Find every line in the records below that holds the word "title" and copy it.

◆ Data excerpts
········
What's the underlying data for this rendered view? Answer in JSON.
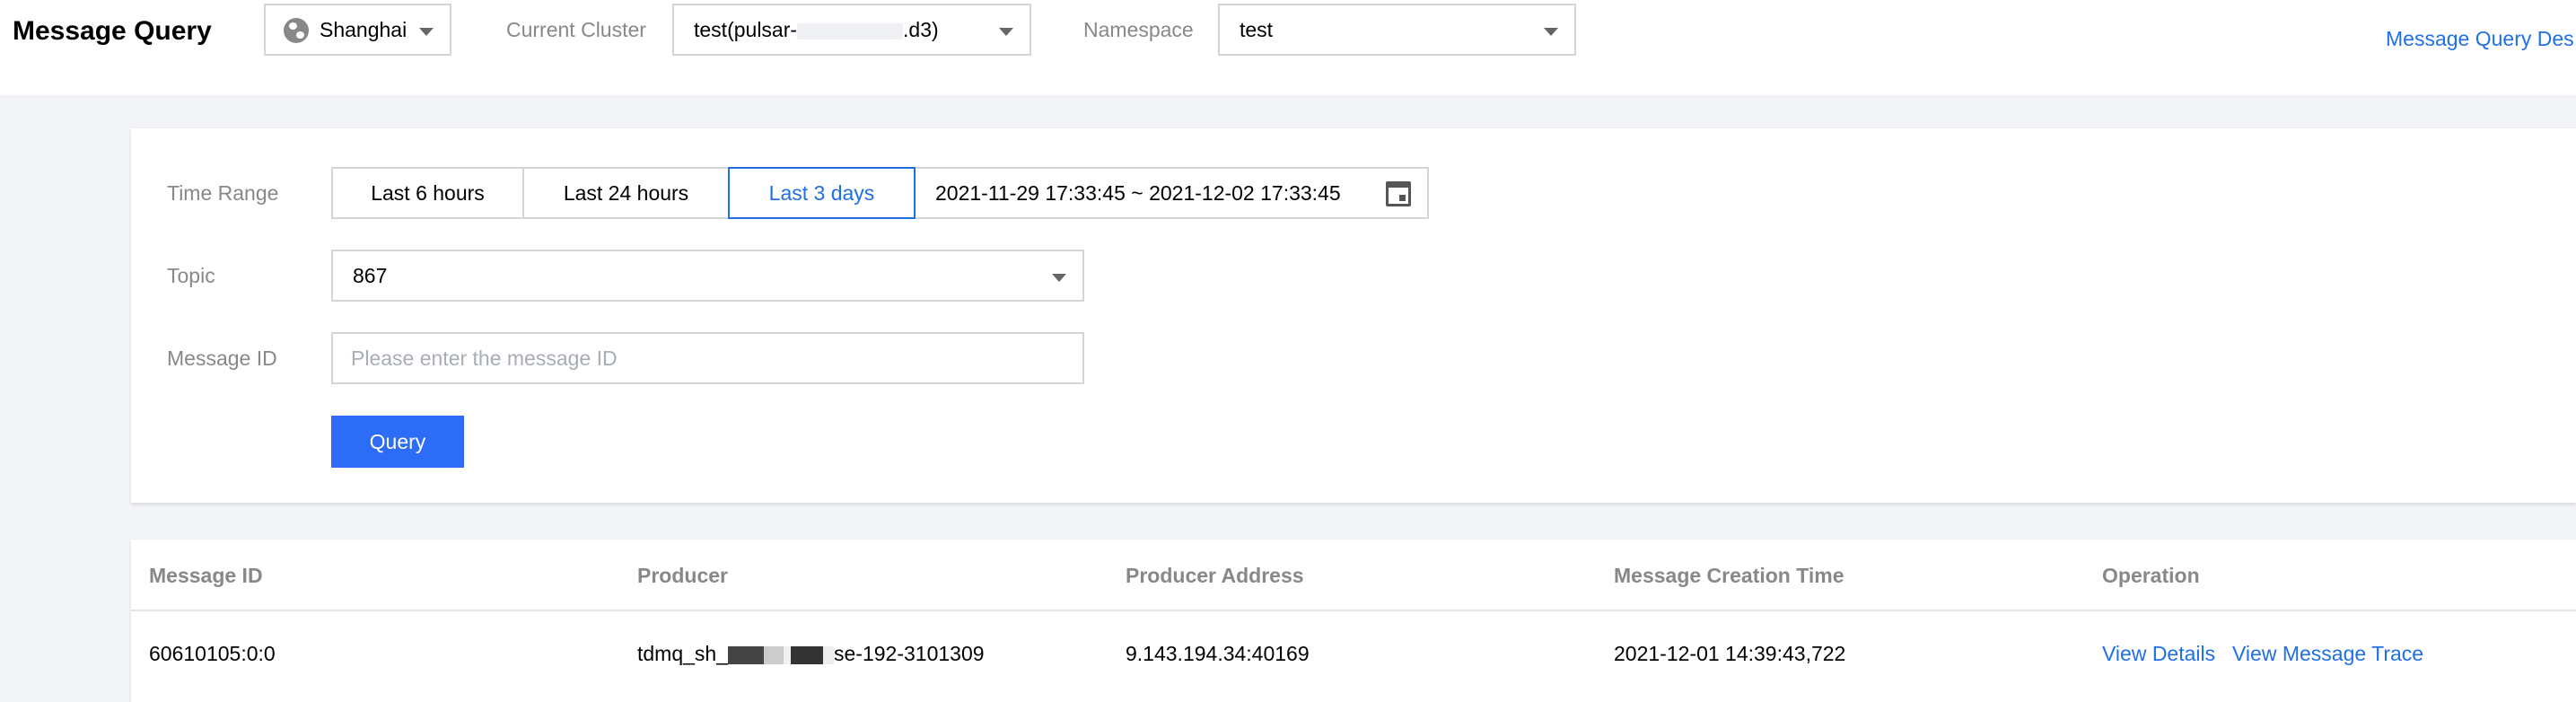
{
  "header": {
    "title": "Message Query",
    "region": {
      "value": "Shanghai",
      "icon": "globe-icon"
    },
    "cluster": {
      "label": "Current Cluster",
      "value_prefix": "test(pulsar-",
      "value_suffix": ".d3)"
    },
    "namespace": {
      "label": "Namespace",
      "value": "test"
    },
    "doc_link": "Message Query Des"
  },
  "filters": {
    "time_range": {
      "label": "Time Range",
      "options": [
        "Last 6 hours",
        "Last 24 hours",
        "Last 3 days"
      ],
      "active": "Last 3 days",
      "range": "2021-11-29 17:33:45 ~ 2021-12-02 17:33:45",
      "icon": "calendar-icon"
    },
    "topic": {
      "label": "Topic",
      "value": "867"
    },
    "message_id": {
      "label": "Message ID",
      "placeholder": "Please enter the message ID"
    },
    "query_label": "Query"
  },
  "table": {
    "columns": [
      "Message ID",
      "Producer",
      "Producer Address",
      "Message Creation Time",
      "Operation"
    ],
    "rows": [
      {
        "message_id": "60610105:0:0",
        "producer_prefix": "tdmq_sh_",
        "producer_suffix": "se-192-3101309",
        "producer_address": "9.143.194.34:40169",
        "creation_time": "2021-12-01 14:39:43,722",
        "actions": [
          "View Details",
          "View Message Trace"
        ]
      }
    ]
  },
  "colors": {
    "accent": "#1f6fe5",
    "primary_button": "#2c6cf6",
    "page_background": "#f3f4f7"
  }
}
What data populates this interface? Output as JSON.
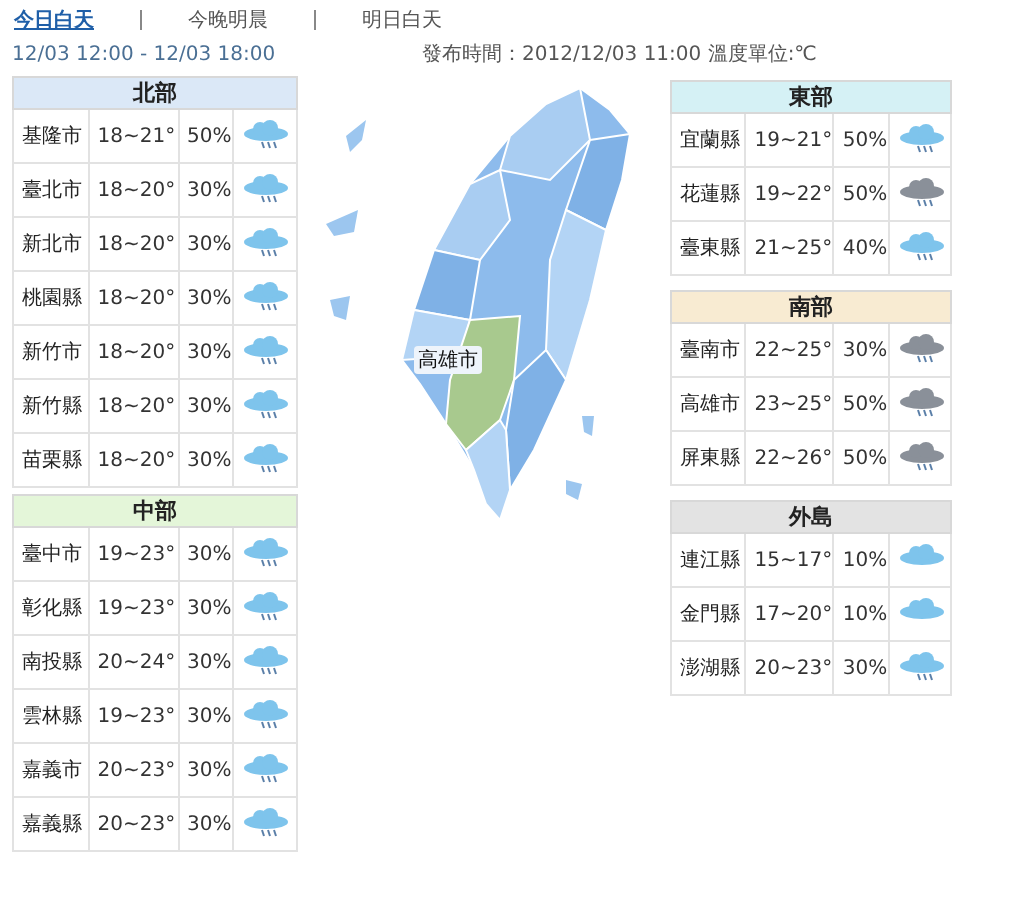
{
  "tabs": [
    {
      "label": "今日白天",
      "selected": true
    },
    {
      "label": "今晚明晨",
      "selected": false
    },
    {
      "label": "明日白天",
      "selected": false
    }
  ],
  "period": "12/03 12:00 - 12/03 18:00",
  "issued": "發布時間：2012/12/03 11:00 溫度單位:℃",
  "map": {
    "label": "高雄市"
  },
  "left_regions": [
    {
      "title": "北部",
      "color": "#dbe8f7",
      "rows": [
        {
          "city": "基隆市",
          "temp": "18~21°",
          "rain": "50%",
          "kind": "rain"
        },
        {
          "city": "臺北市",
          "temp": "18~20°",
          "rain": "30%",
          "kind": "rain"
        },
        {
          "city": "新北市",
          "temp": "18~20°",
          "rain": "30%",
          "kind": "rain"
        },
        {
          "city": "桃園縣",
          "temp": "18~20°",
          "rain": "30%",
          "kind": "rain"
        },
        {
          "city": "新竹市",
          "temp": "18~20°",
          "rain": "30%",
          "kind": "rain"
        },
        {
          "city": "新竹縣",
          "temp": "18~20°",
          "rain": "30%",
          "kind": "rain"
        },
        {
          "city": "苗栗縣",
          "temp": "18~20°",
          "rain": "30%",
          "kind": "rain"
        }
      ]
    },
    {
      "title": "中部",
      "color": "#e4f6d9",
      "rows": [
        {
          "city": "臺中市",
          "temp": "19~23°",
          "rain": "30%",
          "kind": "rain"
        },
        {
          "city": "彰化縣",
          "temp": "19~23°",
          "rain": "30%",
          "kind": "rain"
        },
        {
          "city": "南投縣",
          "temp": "20~24°",
          "rain": "30%",
          "kind": "rain"
        },
        {
          "city": "雲林縣",
          "temp": "19~23°",
          "rain": "30%",
          "kind": "rain"
        },
        {
          "city": "嘉義市",
          "temp": "20~23°",
          "rain": "30%",
          "kind": "rain"
        },
        {
          "city": "嘉義縣",
          "temp": "20~23°",
          "rain": "30%",
          "kind": "rain"
        }
      ]
    }
  ],
  "right_regions": [
    {
      "title": "東部",
      "color": "#d5f1f5",
      "rows": [
        {
          "city": "宜蘭縣",
          "temp": "19~21°",
          "rain": "50%",
          "kind": "rain"
        },
        {
          "city": "花蓮縣",
          "temp": "19~22°",
          "rain": "50%",
          "kind": "storm"
        },
        {
          "city": "臺東縣",
          "temp": "21~25°",
          "rain": "40%",
          "kind": "rain"
        }
      ]
    },
    {
      "title": "南部",
      "color": "#f8ebd2",
      "rows": [
        {
          "city": "臺南市",
          "temp": "22~25°",
          "rain": "30%",
          "kind": "storm"
        },
        {
          "city": "高雄市",
          "temp": "23~25°",
          "rain": "50%",
          "kind": "storm"
        },
        {
          "city": "屏東縣",
          "temp": "22~26°",
          "rain": "50%",
          "kind": "storm"
        }
      ]
    },
    {
      "title": "外島",
      "color": "#e3e3e3",
      "rows": [
        {
          "city": "連江縣",
          "temp": "15~17°",
          "rain": "10%",
          "kind": "cloudy"
        },
        {
          "city": "金門縣",
          "temp": "17~20°",
          "rain": "10%",
          "kind": "cloudy"
        },
        {
          "city": "澎湖縣",
          "temp": "20~23°",
          "rain": "30%",
          "kind": "rain"
        }
      ]
    }
  ]
}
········
◆ Finished exercise
    "title": "Message Query",
      "title": "北部",
      "title": "中部",
      "title": "東部",
      "title": "南部",
      "title": "外島",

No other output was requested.